This modernity is inherently a strength in the script, but what elevates it further is the fantastic music that drives the story forward — and this cast’s incredible musical talents. Actors not only play musical instruments in the pit throughout the show, but they handle this formidable challenge with a seamless grace and agility that is one of the most impressive feats in the production, along with the tight harmonies that showcase the technical skill of the cast.
Songs like “Answer the Call” and “Making History” are sure to be audience favorites (as well as perfect bookends for the show), as well as Grace’s showstopper “Twenty,” which lists 20 reasons why women should be allowed to serve in the war (and delivers the fiercest and most memorable conclusion to a musical number in quite possibly the last decade). They support an empowering narrative that drives a larger point home.

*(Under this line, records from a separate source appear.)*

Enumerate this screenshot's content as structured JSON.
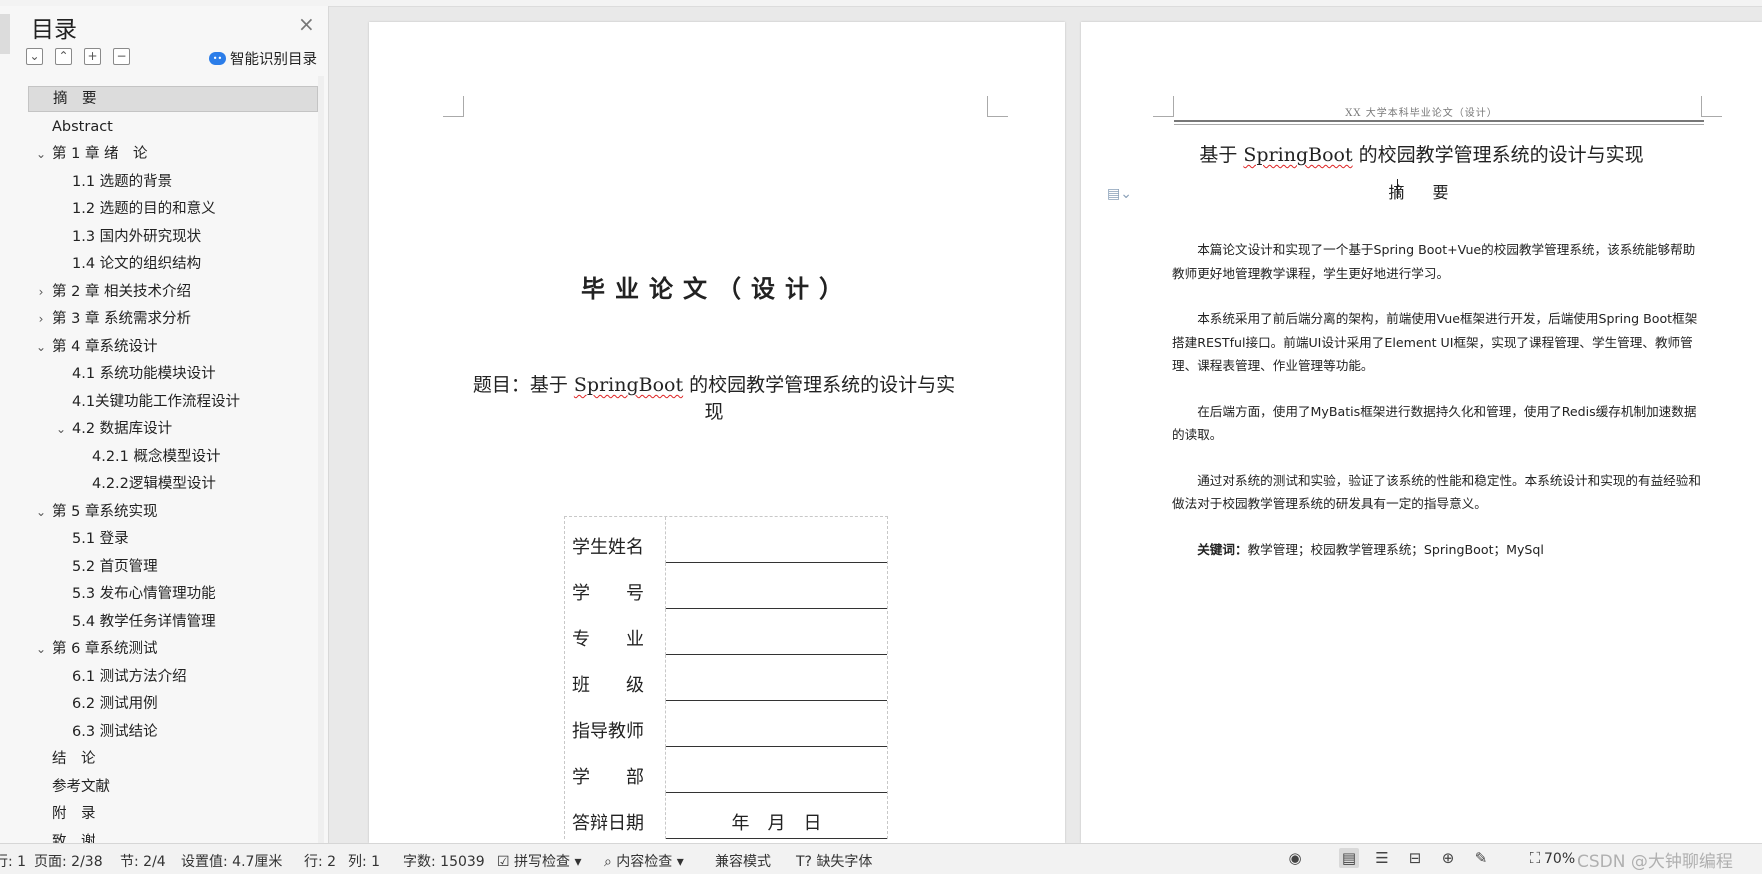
{
  "sidebar": {
    "title": "目录",
    "close_glyph": "×",
    "toolbar_glyphs": [
      "⌄",
      "⌃",
      "+",
      "−"
    ],
    "smart_toc_label": "智能识别目录",
    "items": [
      {
        "label": "摘　要",
        "level": 0,
        "chev": "",
        "selected": true
      },
      {
        "label": "Abstract",
        "level": 0,
        "chev": ""
      },
      {
        "label": "第 1 章  绪　论",
        "level": 0,
        "chev": "⌄"
      },
      {
        "label": "1.1  选题的背景",
        "level": 1,
        "chev": ""
      },
      {
        "label": "1.2  选题的目的和意义",
        "level": 1,
        "chev": ""
      },
      {
        "label": "1.3  国内外研究现状",
        "level": 1,
        "chev": ""
      },
      {
        "label": "1.4  论文的组织结构",
        "level": 1,
        "chev": ""
      },
      {
        "label": "第 2 章  相关技术介绍",
        "level": 0,
        "chev": "›"
      },
      {
        "label": "第 3 章  系统需求分析",
        "level": 0,
        "chev": "›"
      },
      {
        "label": "第 4 章系统设计",
        "level": 0,
        "chev": "⌄"
      },
      {
        "label": "4.1  系统功能模块设计",
        "level": 1,
        "chev": ""
      },
      {
        "label": "4.1关键功能工作流程设计",
        "level": 1,
        "chev": ""
      },
      {
        "label": "4.2  数据库设计",
        "level": 1,
        "chev": "⌄"
      },
      {
        "label": "4.2.1  概念模型设计",
        "level": 2,
        "chev": ""
      },
      {
        "label": "4.2.2逻辑模型设计",
        "level": 2,
        "chev": ""
      },
      {
        "label": "第 5 章系统实现",
        "level": 0,
        "chev": "⌄"
      },
      {
        "label": "5.1  登录",
        "level": 1,
        "chev": ""
      },
      {
        "label": "5.2  首页管理",
        "level": 1,
        "chev": ""
      },
      {
        "label": "5.3  发布心情管理功能",
        "level": 1,
        "chev": ""
      },
      {
        "label": "5.4  教学任务详情管理",
        "level": 1,
        "chev": ""
      },
      {
        "label": "第 6 章系统测试",
        "level": 0,
        "chev": "⌄"
      },
      {
        "label": "6.1  测试方法介绍",
        "level": 1,
        "chev": ""
      },
      {
        "label": "6.2  测试用例",
        "level": 1,
        "chev": ""
      },
      {
        "label": "6.3  测试结论",
        "level": 1,
        "chev": ""
      },
      {
        "label": "结　论",
        "level": 0,
        "chev": ""
      },
      {
        "label": "参考文献",
        "level": 0,
        "chev": ""
      },
      {
        "label": "附　录",
        "level": 0,
        "chev": ""
      },
      {
        "label": "致　谢",
        "level": 0,
        "chev": ""
      }
    ]
  },
  "page1": {
    "title": "毕业论文（设计）",
    "topic_prefix": "题目：基于 ",
    "topic_highlight": "SpringBoot",
    "topic_suffix": " 的校园教学管理系统的设计与实现",
    "fields": [
      {
        "label": "学生姓名",
        "value": ""
      },
      {
        "label": "学　　号",
        "value": ""
      },
      {
        "label": "专　　业",
        "value": ""
      },
      {
        "label": "班　　级",
        "value": ""
      },
      {
        "label": "指导教师",
        "value": ""
      },
      {
        "label": "学　　部",
        "value": ""
      },
      {
        "label": "答辩日期",
        "value": "年　月　日"
      }
    ]
  },
  "page2": {
    "header": "XX 大学本科毕业论文（设计）",
    "title_prefix": "基于 ",
    "title_highlight": "SpringBoot",
    "title_suffix": " 的校园教学管理系统的设计与实现",
    "abstract_heading": "摘　要",
    "paragraphs": [
      "本篇论文设计和实现了一个基于Spring Boot+Vue的校园教学管理系统，该系统能够帮助教师更好地管理教学课程，学生更好地进行学习。",
      "本系统采用了前后端分离的架构，前端使用Vue框架进行开发，后端使用Spring Boot框架搭建RESTful接口。前端UI设计采用了Element UI框架，实现了课程管理、学生管理、教师管理、课程表管理、作业管理等功能。",
      "在后端方面，使用了MyBatis框架进行数据持久化和管理，使用了Redis缓存机制加速数据的读取。",
      "通过对系统的测试和实验，验证了该系统的性能和稳定性。本系统设计和实现的有益经验和做法对于校园教学管理系统的研发具有一定的指导意义。"
    ],
    "keywords_label": "关键词：",
    "keywords_text": "教学管理；校园教学管理系统；SpringBoot；MySql"
  },
  "statusbar": {
    "row_partial": "行: 1",
    "page": "页面: 2/38",
    "section": "节: 2/4",
    "setting": "设置值: 4.7厘米",
    "line": "行: 2",
    "column": "列: 1",
    "word_count": "字数: 15039",
    "spell_check": "拼写检查",
    "content_check": "内容检查",
    "compat_mode": "兼容模式",
    "missing_fonts": "缺失字体",
    "zoom": "70%",
    "watermark": "CSDN @大钟聊编程"
  }
}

Kohl, in her performance as Grace, powerfully balances ambition, compassion and the internal conflict that her choices and rank as chief operator cause her spirit — or, more simply, as Gen. John Pershing puts it in a key scene, “grace under pressure.” Kohl beautifully displays how much Grace is the embodiment of her name.
While many theatergoers may say this show is all about “girl power” — which is always wonderful to see in theater — that phrase doesn’t really encapsulate the grand scale of the ideas and themes in “The Hello Girls.” This musical is about women’s resilience; about the choices that rearrange existing social and political structures; about how inequality can sometimes be excused by oppressors who frame it as beneficial to the oppressed because with less power comes less responsibility; about why women’s stories are both fascinating and essential to our understanding of American history; and about courage defined as action in the face of fear, despite it and not in the absence of it. This is not simple, sugarcoated “girl power;” this is “knowledge power.”
The more we know about the history outside of our textbooks, the more we’ll respect the progress we’ve made. Plus, I hope, the more we’ll want to preserve and expand that progress. In a world where our rights are not promised from one day to the next and where our fight to create a more just and equal society is an ongoing battle, stories like “The Hello Girls” remind us that we’ve been fighting this fight for a long time and, the longer we do, the more victories will be added to the pile of setbacks.
Taproot’s “The Hello Girls” is making history of its own: this is the first professional production of the musical directed by anyone other than the original playwright. As the play becomes more known — and rightfully so — the story will enter the public consciousness more and more, but this moment is a special one. You can experience this production before the hype, as it breaks new ground in Greenwood through Aug. 19. In the midst of the chaos of a remembered war, “The Hello Girls” emerges victorious.
Johannes Saca is a writer and actor living in Seattle. Find him on Instagram and Twitter @JohannesSaca.
Read more of the Aug. 2-8, 2023 issue.